Although I disagree with Chameides conclusion, his piece is worth reading.

See Electricity is the Key


Lloyd Lofthouse is the author of the award winning My Splendid Concubine and writes The Soulful Veteran and Crazy Normal.

Sign up for an RSS Feed for iLook China

Twin Disasters Shine a Light on Bias

April 10, 2010

In China, a coalmine is flooded and traps more than a hundred. The Huffington Post reports this and says, “The real issue for the government (China’s) is to learn the lessons from this…The fundamental issue is, the miners should never have been put in this situation in the first place.”

In another piece, “A West Virginia coal mine explosion demands action”, Washington Post. “A huge explosion at the Upper Big Branch coalmine…claimed the lives of 25 miners.” This happened even after Congress passed the Mine Improvement and New Emergency Response act to make it safer.

After the US Congress passed this tougher law, the company that owned the West Virginia mine was cited with several safety violations prior to the explosion but was allowed to continue operating.

It seems the miners didn’t speak out for fear of losing their jobs. True said, “Interesting how the West Virginia state police are necessary to allow the mining company CEO to speak now. He probably wouldn’t need them if the miners had been allowed to speak months ago.”
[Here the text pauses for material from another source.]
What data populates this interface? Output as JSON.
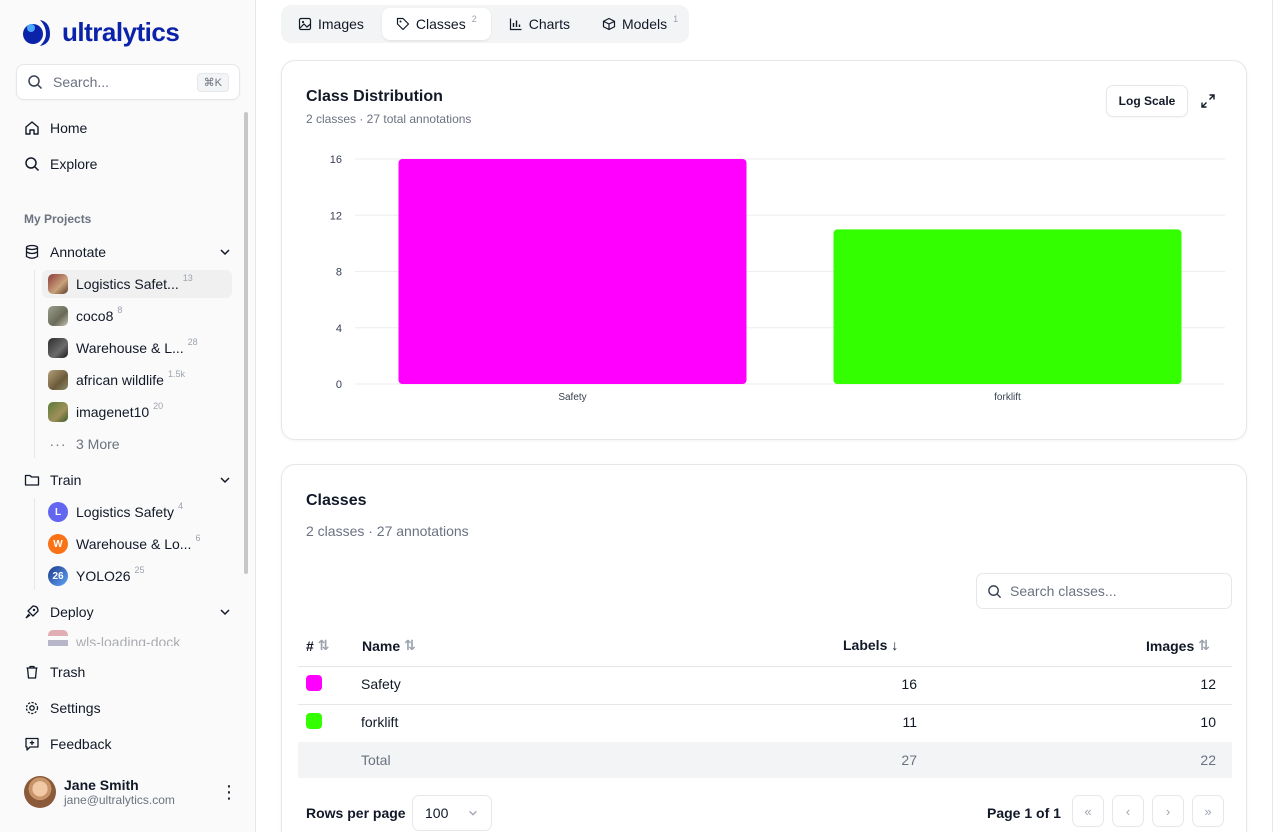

The US Bill of Rights protects freedom of speech but that freedom was written to protect US citizens from the government—not to protect people from corporations. The Huffington Post was right about one thing, “The miners should have never been put in this situation in the first place.”

See Human Rights the Chinese Way

Sign up for an RSS Feed for  iLook China